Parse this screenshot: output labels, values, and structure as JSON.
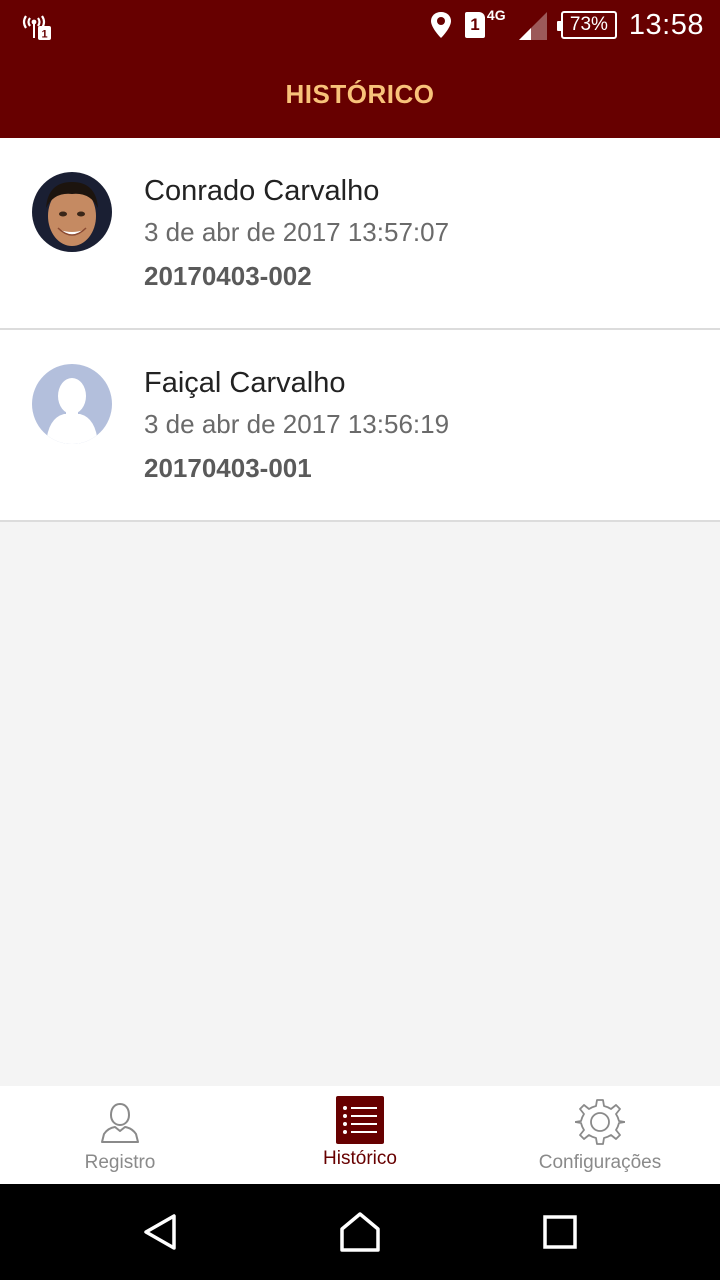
{
  "status_bar": {
    "time": "13:58",
    "battery": "73%",
    "sim_slot": "1",
    "network": "4G",
    "icons": [
      "wifi-hotspot-icon",
      "location-icon",
      "sim-card-icon",
      "cell-signal-icon",
      "battery-icon"
    ]
  },
  "app_bar": {
    "title": "HISTÓRICO",
    "background": "#670000",
    "title_color": "#f8c27a"
  },
  "history": {
    "items": [
      {
        "name": "Conrado Carvalho",
        "date": "3 de abr de 2017 13:57:07",
        "code": "20170403-002",
        "avatar": "user-photo"
      },
      {
        "name": "Faiçal Carvalho",
        "date": "3 de abr de 2017 13:56:19",
        "code": "20170403-001",
        "avatar": "default-profile-placeholder"
      }
    ]
  },
  "bottom_nav": {
    "items": [
      {
        "label": "Registro",
        "icon": "person-icon",
        "active": false
      },
      {
        "label": "Histórico",
        "icon": "list-icon",
        "active": true
      },
      {
        "label": "Configurações",
        "icon": "gear-icon",
        "active": false
      }
    ],
    "active_color": "#670000",
    "inactive_color": "#8a8a8a"
  },
  "system_nav": {
    "buttons": [
      "back-icon",
      "home-icon",
      "recents-icon"
    ]
  }
}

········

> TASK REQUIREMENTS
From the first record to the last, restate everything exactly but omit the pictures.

> TASK ANSWER
Parse this screenshot: output labels, values, and structure as JSON.
{
  "status_bar": {
    "time": "13:58",
    "battery": "73%",
    "sim_slot": "1",
    "network": "4G",
    "icons": [
      "wifi-hotspot-icon",
      "location-icon",
      "sim-card-icon",
      "cell-signal-icon",
      "battery-icon"
    ]
  },
  "app_bar": {
    "title": "HISTÓRICO",
    "background": "#670000",
    "title_color": "#f8c27a"
  },
  "history": {
    "items": [
      {
        "name": "Conrado Carvalho",
        "date": "3 de abr de 2017 13:57:07",
        "code": "20170403-002",
        "avatar": "user-photo"
      },
      {
        "name": "Faiçal Carvalho",
        "date": "3 de abr de 2017 13:56:19",
        "code": "20170403-001",
        "avatar": "default-profile-placeholder"
      }
    ]
  },
  "bottom_nav": {
    "items": [
      {
        "label": "Registro",
        "icon": "person-icon",
        "active": false
      },
      {
        "label": "Histórico",
        "icon": "list-icon",
        "active": true
      },
      {
        "label": "Configurações",
        "icon": "gear-icon",
        "active": false
      }
    ],
    "active_color": "#670000",
    "inactive_color": "#8a8a8a"
  },
  "system_nav": {
    "buttons": [
      "back-icon",
      "home-icon",
      "recents-icon"
    ]
  }
}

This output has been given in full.